▶ _Try it_:
Report all lines of the data below that hold the word "JSON".

*** Opening Supplied information ***

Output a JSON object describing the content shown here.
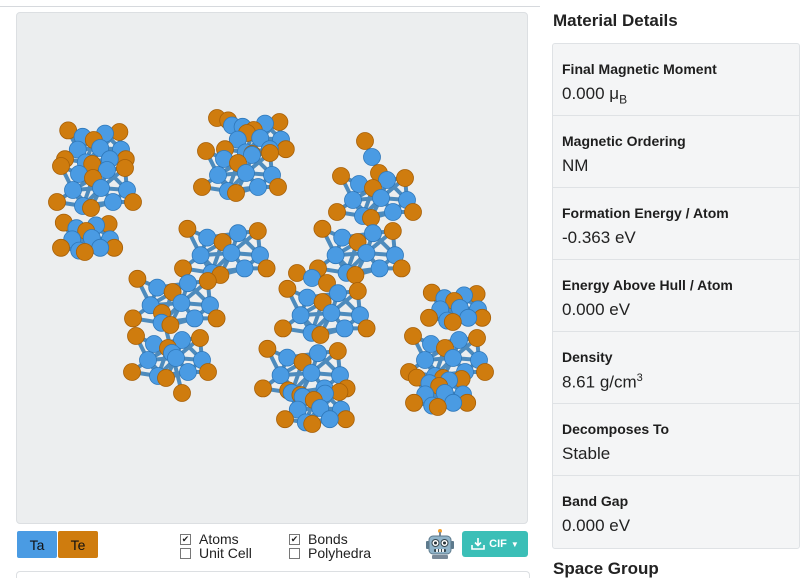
{
  "viewer": {
    "legend": [
      {
        "symbol": "Ta",
        "color": "#4a9be3"
      },
      {
        "symbol": "Te",
        "color": "#cf7c0e"
      }
    ],
    "toggles": {
      "atoms": {
        "label": "Atoms",
        "checked": true
      },
      "unit_cell": {
        "label": "Unit Cell",
        "checked": false
      },
      "bonds": {
        "label": "Bonds",
        "checked": true
      },
      "polyhedra": {
        "label": "Polyhedra",
        "checked": false
      }
    },
    "download": {
      "label": "CIF",
      "icon": "download-icon"
    },
    "assistant": {
      "icon": "robot-icon"
    },
    "bond_color": "#4d8bbd"
  },
  "details": {
    "title": "Material Details",
    "properties": [
      {
        "label": "Final Magnetic Moment",
        "value": "0.000",
        "unit": "μ",
        "unit_sub": "B"
      },
      {
        "label": "Magnetic Ordering",
        "value": "NM"
      },
      {
        "label": "Formation Energy / Atom",
        "value": "-0.363",
        "unit": "eV"
      },
      {
        "label": "Energy Above Hull / Atom",
        "value": "0.000",
        "unit": "eV"
      },
      {
        "label": "Density",
        "value": "8.61",
        "unit": "g/cm",
        "unit_sup": "3"
      },
      {
        "label": "Decomposes To",
        "value": "Stable"
      },
      {
        "label": "Band Gap",
        "value": "0.000",
        "unit": "eV"
      }
    ]
  },
  "space_group": {
    "title": "Space Group"
  }
}
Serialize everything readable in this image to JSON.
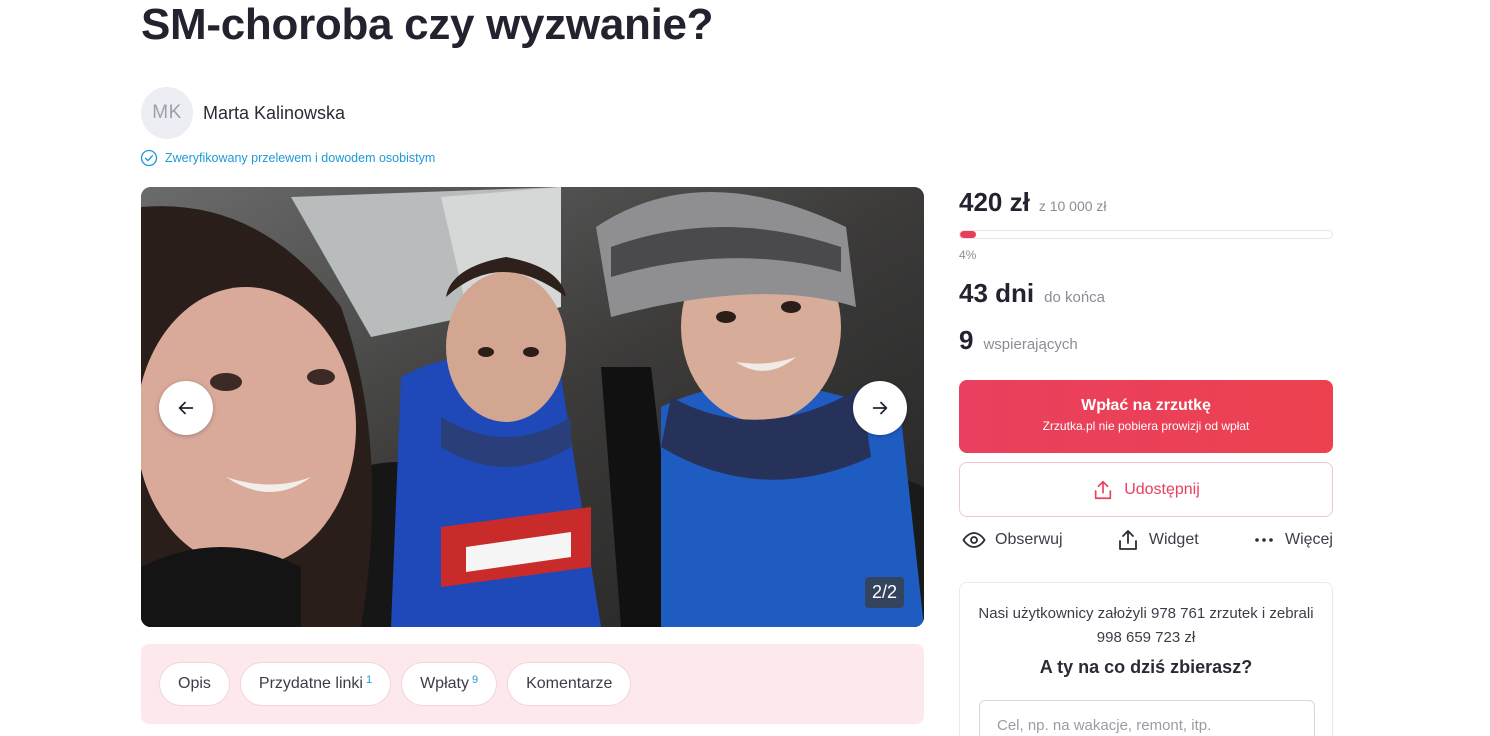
{
  "campaign": {
    "title": "SM-choroba czy wyzwanie?"
  },
  "author": {
    "initials": "MK",
    "name": "Marta Kalinowska",
    "verified_text": "Zweryfikowany przelewem i dowodem osobistym"
  },
  "gallery": {
    "counter": "2/2",
    "prev_icon": "arrow-left-icon",
    "next_icon": "arrow-right-icon"
  },
  "tabs": [
    {
      "label": "Opis",
      "count": ""
    },
    {
      "label": "Przydatne linki",
      "count": "1"
    },
    {
      "label": "Wpłaty",
      "count": "9"
    },
    {
      "label": "Komentarze",
      "count": ""
    }
  ],
  "funding": {
    "raised": "420 zł",
    "goal": "z 10 000 zł",
    "progress_fraction": 0.042,
    "percent_label": "4%",
    "days_value": "43 dni",
    "days_label": "do końca",
    "supporters_value": "9",
    "supporters_label": "wspierających"
  },
  "donate": {
    "label": "Wpłać na zrzutkę",
    "sublabel": "Zrzutka.pl nie pobiera prowizji od wpłat"
  },
  "share": {
    "label": "Udostępnij"
  },
  "actions": [
    {
      "label": "Obserwuj",
      "icon": "eye-icon"
    },
    {
      "label": "Widget",
      "icon": "share-upload-icon"
    },
    {
      "label": "Więcej",
      "icon": "more-dots-icon"
    }
  ],
  "promo": {
    "text": "Nasi użytkownicy założyli 978 761 zrzutek i zebrali 998 659 723 zł",
    "question": "A ty na co dziś zbierasz?",
    "input_placeholder": "Cel, np. na wakacje, remont, itp."
  },
  "colors": {
    "accent": "#e8405e",
    "verified": "#1d9bd6",
    "tabs_bg": "#fde9ec"
  }
}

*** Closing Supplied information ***

▶ _Task answer_:
Output a JSON object describing the content shown here.
Serialize everything readable in this image to JSON.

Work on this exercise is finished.